This week there have been numerous reports about Joseph Boakai losing support among the very people he needs to count on the most – his diehard supporters in his own home region of Lofa. Whereas back in 2017, the Unity Party was able to secure 78% of the votes in this county, the 2022 by-election was a rude awakening, with the CDC candidate outperforming Boakai’s handpicked candidate. According to a report in FrontPageAfrica, “if everything keeps going in the CDC’s favor without any challenge from the Unity Party, it will be difficult, if not impossible, for the UP to maintain its hold on Lofa County at the elections in October 2023 as it did in 2017.
Earlier in April, all the major candidates running for Liberian president— including Boakai— signed the Farmington River Declaration 2023, which affirmed a commitment to peace during the electoral process; and it comes at a critical time in Liberian politics, when there has been blanket impunity for those who committed war crimes.
On the matter, Weah who led the event was said to have urged all stakeholders, “to avoid incendiary language and…a growing culture of militancy, which can have the propensity to quickly spill over into violence.”
And he’s right.
There have been numerous events in recent memory where rhetoric turned out to be more of a dog-whistle. A prime example of this is when Henry Costa, one of the leaders of the Council of Patriots, organised mass protests against Weah, which called for his removal.
At the time, Bhofal Chambers, an MP from Weah’s party said, “Calling for an unconstitutional removal of an elected president is unquestionably a crime of treason, terrorism and subversion.”
Costa of course went on to say he would not call for violence or anything illegal, but given that his radio program is funded largely by Benoni Urey, a former Charles Taylor associate who was sanctioned by the US government (and who is a currently a VP contender for Boakai), the renege fell flat.
Now of course, Costa is vying for power too.
On Tuesday, he said, “No matter the outcome, whether I am chosen as Boakai’s running mate or not, I will be on the ballot.”
Interestingly, he didn’t participate in the declaration event— but Boakai did, and despite having signed the declaration of peace, went on to stoke discord.
Boakai said, “Sadly, all of the very brilliant recommendations that were proffered by our Supreme Court, ECOWAS, International and Local Partners were left to rot in the dustbin. It would appear that our government does not care about reforming the electoral process.”
Criticism over reforming government for the better is a bit odd coming from Boakai; after all, he has done nothing to bolster confidence in government systems or leaders, either.
Despite calls for those who committed atrocities during Liberia’s civil wars to be banned from politics for thirty years, Boakai has continued to align himself with Urey— even after he fabricated lies about Alexander Cummings altering the CPP framework, and threatened Unity Party stalwart Mo Ali.

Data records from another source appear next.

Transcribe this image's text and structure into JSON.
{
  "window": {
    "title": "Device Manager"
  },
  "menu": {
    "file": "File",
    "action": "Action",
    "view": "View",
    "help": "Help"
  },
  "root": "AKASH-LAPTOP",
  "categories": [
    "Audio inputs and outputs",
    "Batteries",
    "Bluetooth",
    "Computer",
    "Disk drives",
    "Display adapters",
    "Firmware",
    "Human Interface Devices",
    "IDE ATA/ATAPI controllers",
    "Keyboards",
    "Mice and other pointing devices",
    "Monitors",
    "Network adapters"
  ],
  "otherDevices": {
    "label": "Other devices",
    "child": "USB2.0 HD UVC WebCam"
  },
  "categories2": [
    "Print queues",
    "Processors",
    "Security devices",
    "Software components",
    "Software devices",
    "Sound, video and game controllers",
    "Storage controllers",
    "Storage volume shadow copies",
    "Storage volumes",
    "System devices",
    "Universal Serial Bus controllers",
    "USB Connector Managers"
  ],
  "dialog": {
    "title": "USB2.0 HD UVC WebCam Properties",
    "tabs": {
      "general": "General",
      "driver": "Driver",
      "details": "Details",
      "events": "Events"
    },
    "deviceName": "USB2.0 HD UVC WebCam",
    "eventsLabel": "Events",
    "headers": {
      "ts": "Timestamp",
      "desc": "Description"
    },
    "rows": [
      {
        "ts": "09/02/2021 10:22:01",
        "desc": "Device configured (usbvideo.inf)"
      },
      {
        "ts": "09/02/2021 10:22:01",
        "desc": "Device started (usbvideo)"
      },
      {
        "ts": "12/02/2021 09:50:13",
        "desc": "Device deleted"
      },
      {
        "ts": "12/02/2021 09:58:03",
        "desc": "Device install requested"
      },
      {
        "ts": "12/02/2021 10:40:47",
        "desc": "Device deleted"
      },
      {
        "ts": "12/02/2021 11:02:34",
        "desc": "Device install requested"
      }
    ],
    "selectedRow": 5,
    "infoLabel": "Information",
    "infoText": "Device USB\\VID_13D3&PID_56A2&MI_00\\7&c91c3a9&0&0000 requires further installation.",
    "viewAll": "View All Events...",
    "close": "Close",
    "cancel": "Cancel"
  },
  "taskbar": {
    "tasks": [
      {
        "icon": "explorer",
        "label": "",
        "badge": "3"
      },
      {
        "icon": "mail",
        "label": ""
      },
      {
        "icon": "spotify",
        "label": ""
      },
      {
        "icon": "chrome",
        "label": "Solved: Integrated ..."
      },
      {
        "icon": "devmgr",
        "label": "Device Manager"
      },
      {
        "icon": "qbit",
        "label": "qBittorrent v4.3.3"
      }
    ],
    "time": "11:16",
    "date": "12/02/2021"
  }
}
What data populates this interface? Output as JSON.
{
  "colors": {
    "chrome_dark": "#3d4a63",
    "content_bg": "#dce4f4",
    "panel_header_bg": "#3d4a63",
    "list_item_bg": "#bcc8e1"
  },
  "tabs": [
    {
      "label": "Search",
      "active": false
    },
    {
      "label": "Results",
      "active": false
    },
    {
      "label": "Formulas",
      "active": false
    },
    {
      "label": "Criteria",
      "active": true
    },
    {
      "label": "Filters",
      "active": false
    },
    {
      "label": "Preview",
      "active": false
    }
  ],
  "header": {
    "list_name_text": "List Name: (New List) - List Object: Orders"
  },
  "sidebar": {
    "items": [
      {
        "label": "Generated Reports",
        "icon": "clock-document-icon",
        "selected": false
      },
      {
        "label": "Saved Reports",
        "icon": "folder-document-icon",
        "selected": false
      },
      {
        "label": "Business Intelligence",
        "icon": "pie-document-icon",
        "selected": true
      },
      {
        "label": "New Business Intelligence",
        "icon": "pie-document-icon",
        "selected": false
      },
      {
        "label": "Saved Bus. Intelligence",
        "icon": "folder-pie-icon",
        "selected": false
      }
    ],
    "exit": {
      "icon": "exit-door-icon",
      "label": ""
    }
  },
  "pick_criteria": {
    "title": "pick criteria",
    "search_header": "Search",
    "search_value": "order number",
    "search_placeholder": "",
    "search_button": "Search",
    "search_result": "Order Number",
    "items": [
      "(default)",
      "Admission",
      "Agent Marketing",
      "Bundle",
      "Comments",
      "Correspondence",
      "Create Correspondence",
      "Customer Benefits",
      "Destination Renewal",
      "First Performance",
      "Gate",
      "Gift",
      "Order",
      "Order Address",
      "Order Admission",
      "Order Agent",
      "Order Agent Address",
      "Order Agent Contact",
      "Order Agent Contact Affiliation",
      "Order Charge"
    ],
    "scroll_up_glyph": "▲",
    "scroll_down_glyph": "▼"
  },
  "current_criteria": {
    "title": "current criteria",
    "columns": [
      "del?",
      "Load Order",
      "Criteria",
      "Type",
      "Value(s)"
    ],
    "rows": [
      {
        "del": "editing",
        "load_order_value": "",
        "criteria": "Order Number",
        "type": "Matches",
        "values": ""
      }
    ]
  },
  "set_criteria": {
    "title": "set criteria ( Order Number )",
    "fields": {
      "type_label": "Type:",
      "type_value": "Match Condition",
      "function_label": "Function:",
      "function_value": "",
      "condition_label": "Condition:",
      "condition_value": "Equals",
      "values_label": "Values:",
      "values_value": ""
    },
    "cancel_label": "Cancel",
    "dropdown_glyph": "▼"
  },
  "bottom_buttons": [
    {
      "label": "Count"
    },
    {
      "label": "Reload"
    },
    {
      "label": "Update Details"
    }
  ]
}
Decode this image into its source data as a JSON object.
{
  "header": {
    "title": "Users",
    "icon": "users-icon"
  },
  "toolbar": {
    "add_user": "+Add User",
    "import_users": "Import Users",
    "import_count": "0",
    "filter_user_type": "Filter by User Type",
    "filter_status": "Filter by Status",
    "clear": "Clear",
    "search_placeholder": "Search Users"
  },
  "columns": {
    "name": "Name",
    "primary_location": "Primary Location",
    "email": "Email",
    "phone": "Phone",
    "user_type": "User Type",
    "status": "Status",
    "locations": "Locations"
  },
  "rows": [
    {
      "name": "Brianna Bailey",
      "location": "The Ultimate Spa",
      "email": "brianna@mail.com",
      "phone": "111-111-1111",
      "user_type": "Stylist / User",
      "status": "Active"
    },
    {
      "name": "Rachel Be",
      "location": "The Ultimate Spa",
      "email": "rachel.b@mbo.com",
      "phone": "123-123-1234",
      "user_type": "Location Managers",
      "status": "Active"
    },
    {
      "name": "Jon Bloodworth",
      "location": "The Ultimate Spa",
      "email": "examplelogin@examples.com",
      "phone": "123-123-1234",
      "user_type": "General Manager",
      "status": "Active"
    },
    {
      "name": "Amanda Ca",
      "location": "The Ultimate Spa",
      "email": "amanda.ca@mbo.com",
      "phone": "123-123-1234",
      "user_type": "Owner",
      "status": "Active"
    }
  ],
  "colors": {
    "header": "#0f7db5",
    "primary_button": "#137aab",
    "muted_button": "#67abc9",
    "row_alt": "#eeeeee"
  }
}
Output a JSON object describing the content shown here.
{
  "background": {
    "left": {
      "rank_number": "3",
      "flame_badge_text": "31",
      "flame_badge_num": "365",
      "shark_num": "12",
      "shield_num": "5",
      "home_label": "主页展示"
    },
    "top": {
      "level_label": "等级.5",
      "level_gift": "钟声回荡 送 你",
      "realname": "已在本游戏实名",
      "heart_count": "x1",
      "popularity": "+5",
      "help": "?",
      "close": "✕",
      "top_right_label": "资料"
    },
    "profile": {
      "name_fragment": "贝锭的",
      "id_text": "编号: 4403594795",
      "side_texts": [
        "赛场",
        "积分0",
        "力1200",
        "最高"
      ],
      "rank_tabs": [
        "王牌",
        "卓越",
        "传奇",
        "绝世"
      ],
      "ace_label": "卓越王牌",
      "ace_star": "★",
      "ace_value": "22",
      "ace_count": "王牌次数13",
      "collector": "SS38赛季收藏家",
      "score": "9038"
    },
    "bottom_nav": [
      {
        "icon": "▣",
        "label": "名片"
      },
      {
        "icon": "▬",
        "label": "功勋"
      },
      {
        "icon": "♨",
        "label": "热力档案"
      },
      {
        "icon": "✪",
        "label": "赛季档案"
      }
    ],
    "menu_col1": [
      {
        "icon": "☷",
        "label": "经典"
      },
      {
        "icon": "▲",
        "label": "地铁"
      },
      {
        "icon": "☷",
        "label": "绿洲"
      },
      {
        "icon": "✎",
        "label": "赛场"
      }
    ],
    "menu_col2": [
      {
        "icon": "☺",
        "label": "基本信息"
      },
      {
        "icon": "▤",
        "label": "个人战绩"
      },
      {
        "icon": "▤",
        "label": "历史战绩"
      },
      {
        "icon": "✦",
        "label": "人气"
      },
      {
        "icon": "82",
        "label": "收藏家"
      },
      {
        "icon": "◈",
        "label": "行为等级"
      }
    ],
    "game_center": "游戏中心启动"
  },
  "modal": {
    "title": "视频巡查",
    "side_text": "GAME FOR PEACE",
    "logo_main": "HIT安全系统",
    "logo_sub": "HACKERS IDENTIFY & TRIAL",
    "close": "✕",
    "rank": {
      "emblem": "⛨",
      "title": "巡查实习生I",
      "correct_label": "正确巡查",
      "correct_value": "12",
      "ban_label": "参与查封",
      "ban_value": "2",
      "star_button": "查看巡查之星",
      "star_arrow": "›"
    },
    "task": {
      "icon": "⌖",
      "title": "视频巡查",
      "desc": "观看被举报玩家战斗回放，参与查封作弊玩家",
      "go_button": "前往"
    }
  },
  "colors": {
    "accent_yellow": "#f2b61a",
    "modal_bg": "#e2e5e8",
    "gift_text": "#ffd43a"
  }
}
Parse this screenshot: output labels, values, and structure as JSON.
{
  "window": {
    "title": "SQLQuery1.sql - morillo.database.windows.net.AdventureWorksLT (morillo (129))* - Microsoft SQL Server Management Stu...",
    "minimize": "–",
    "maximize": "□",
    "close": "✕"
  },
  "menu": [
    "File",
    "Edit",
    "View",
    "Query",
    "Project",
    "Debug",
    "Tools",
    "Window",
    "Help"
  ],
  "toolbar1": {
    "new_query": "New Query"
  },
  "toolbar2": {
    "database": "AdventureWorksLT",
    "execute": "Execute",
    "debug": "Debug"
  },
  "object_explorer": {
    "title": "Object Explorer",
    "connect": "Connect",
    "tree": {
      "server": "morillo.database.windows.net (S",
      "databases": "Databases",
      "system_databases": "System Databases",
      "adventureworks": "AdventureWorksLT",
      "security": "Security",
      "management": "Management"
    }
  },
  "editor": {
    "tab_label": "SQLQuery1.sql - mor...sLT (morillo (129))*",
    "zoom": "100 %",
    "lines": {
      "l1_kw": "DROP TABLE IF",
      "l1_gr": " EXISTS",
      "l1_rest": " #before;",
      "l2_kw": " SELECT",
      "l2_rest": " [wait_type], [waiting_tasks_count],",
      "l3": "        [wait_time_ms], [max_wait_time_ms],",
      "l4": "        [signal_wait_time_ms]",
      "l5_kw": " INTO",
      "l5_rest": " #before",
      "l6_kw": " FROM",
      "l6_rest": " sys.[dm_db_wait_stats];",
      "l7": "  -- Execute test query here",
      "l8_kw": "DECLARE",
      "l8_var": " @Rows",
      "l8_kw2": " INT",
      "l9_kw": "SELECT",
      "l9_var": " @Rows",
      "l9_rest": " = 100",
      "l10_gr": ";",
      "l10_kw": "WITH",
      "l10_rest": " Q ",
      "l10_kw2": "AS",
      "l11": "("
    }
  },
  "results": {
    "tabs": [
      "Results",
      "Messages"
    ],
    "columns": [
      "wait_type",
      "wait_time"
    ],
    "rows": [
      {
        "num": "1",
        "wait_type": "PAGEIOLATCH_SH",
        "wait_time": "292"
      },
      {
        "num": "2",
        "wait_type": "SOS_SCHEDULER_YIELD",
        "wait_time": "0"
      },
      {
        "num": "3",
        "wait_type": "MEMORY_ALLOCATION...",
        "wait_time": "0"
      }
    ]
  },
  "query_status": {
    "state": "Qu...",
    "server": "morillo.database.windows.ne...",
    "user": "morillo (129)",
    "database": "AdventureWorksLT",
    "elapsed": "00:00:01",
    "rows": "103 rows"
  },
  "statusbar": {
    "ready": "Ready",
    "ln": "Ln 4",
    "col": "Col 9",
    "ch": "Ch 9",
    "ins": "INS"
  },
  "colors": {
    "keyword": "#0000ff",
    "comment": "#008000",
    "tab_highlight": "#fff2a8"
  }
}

And he has continued to align himself with Costa, allowing UP youth to influence his decision-making.
Then of course, there were his own incendiary comments. It was just at the end of last year that Boakai asserted he is going to be the next President of Liberia; vowed to kick Weah out of office no matter what; and told young people their lives had been wasted under the Weah and CDC-led administration.
I’m sure Weah needing to affirm a free and fair election had nothing to do with any of that. Eh hem.
The fact of the matter is that having this peace document signed publicly is important— but Weah, Cummings, and all others who engage in political rivalry with Boakai, Urey, and Costa, should tread carefully. None of these men have a reliable track record with the truth; and all of these men have a deeply unhealthy desire for power.